That was fifteen years ago, and since then, I’ve seen new hurdles appear in the path to academic integrity. For example, the quest for higher graduation and retention rates has led to the practice of publicly shaming professors who give Ds, Fs, and Ws. But there’s no shaming of professors who tolerate cheating to get off the DFW list. The implicit incentive structure is obvious.
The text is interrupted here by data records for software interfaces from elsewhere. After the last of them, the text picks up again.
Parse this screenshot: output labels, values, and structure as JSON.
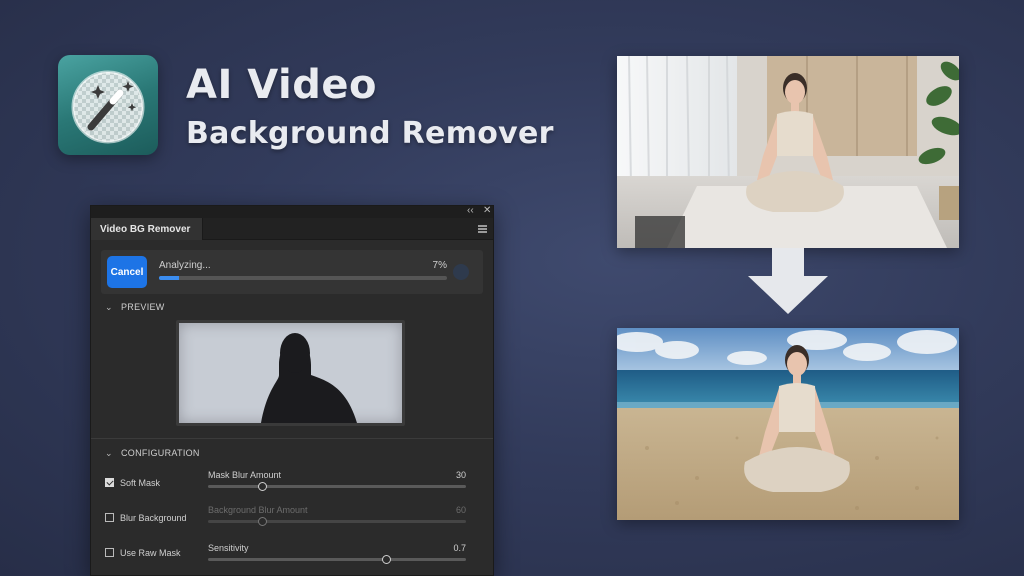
{
  "hero": {
    "title": "AI Video",
    "subtitle": "Background Remover",
    "logo_icon": "magic-wand-icon",
    "accent_color": "#2a7876"
  },
  "panel": {
    "tab_title": "Video BG Remover",
    "collapse_glyph": "‹‹",
    "close_glyph": "✕",
    "progress": {
      "cancel_label": "Cancel",
      "status": "Analyzing...",
      "percent_text": "7%",
      "fraction": 0.07,
      "accent_color": "#1d74e6"
    },
    "preview": {
      "heading": "PREVIEW"
    },
    "configuration": {
      "heading": "CONFIGURATION",
      "options": [
        {
          "label": "Soft Mask",
          "checked": true
        },
        {
          "label": "Blur Background",
          "checked": false
        },
        {
          "label": "Use Raw Mask",
          "checked": false
        }
      ],
      "sliders": [
        {
          "label": "Mask Blur Amount",
          "value": "30",
          "fraction": 0.21,
          "disabled": false
        },
        {
          "label": "Background Blur Amount",
          "value": "60",
          "fraction": 0.21,
          "disabled": true
        },
        {
          "label": "Sensitivity",
          "value": "0.7",
          "fraction": 0.69,
          "disabled": false
        }
      ]
    }
  },
  "images": {
    "before": "original-yoga-room-photo",
    "after": "beach-background-composite",
    "arrow_icon": "arrow-down-icon"
  }
}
Incentive structures have more power than we realize. No one consciously admits to lowering standards to avoid conflict, but our conscious brain is literally not on speaking terms with our limbic brain. The limbic system we’ve inherited from earlier mammals cannot process language. It responds to the world by releasing threat chemicals or reward chemicals. These chemicals are so motivating that we find them hard to resist. When these impulses conflict with social goals, our verbal brain resolves the dissonance by constructing a socially acceptable motivation. Then, we believe our own spin because the limbic brain doesn’t report its impulses in words. You can honestly say “I didn’t lower standards to protect myself from conflict” because your limbic brain never explicitly said that.

I began studying the limbic brain when I retired. I trained to be a docent at my local zoo and studied the animal-training methods needed to run a zoo. Animal management professionals design incentive structures carefully to create desired behaviors. Reward chemicals and threat chemicals do the job without the need for conscious cognition.

The more I learned, the more I thought about the reward structures that teachers face. Teachers are rewarded for lowering standards and threatened for upholding standards. No one says this in words, and everyone can construct a polite verbal veneer to hide it from their own consciousness. Students pay the price, and they don’t know what they don’t know.

If zoo administrators can construct effective incentive structures, why can’t university administrators do that?

Because administrators face the same incentive structure. They know they will be rewarded if they turn a blind eye to integrity problems, and they will face threats if they uphold standards.

So it is ultimately up to the taxpaying public. The taxpayer must look beneath the fine words that academics generate to see the real incentive structures. Public policymakers must design an incentive structure that rewards learning rather than statistical outcomes.

Of course, “the public” is made of humans with the same limbic brain. When your grade is at stake, or your child’s grade, you may like a bit of lowered standards. But if you “learn to think,” as academics are fond of saying, you can see how that affects the greater good.

Policy makers are human too. Their careers are at stake with each decision. Their threat chemicals surge when they think about upholding academic standards because the threats are real. Their reward chemicals surge when they embrace popular platitudes about education.

We humans are tempted by short-run rewards and panicked by short-run threats. It has always been that way. Yet people have learned to look beyond that in order to educate their children.

Loretta G. Breuning, PhD, is Founder of the Inner Mammal Institute and Professor Emerita of Management at California State University, East Bay. She is the author of many personal development books, including Habits of a Happy Brain: Retrain Your Brain to Boost Your Serotonin, Dopamine, Oxytocin and Endorphin Levels. Dr. Breuning’s work has been translated into eight languages and is cited in major media. Before teaching, she worked for the United Nations in Africa. Loretta gives zoo tours on animal behavior, after serving as a Docent at the Oakland Zoo. She is a graduate of Cornell University and Tufts. The Inner Mammal Institute offers videos, podcasts, books, blogs, multimedia, a training program, and a free five-day happy-chemical jumpstart. Details are available at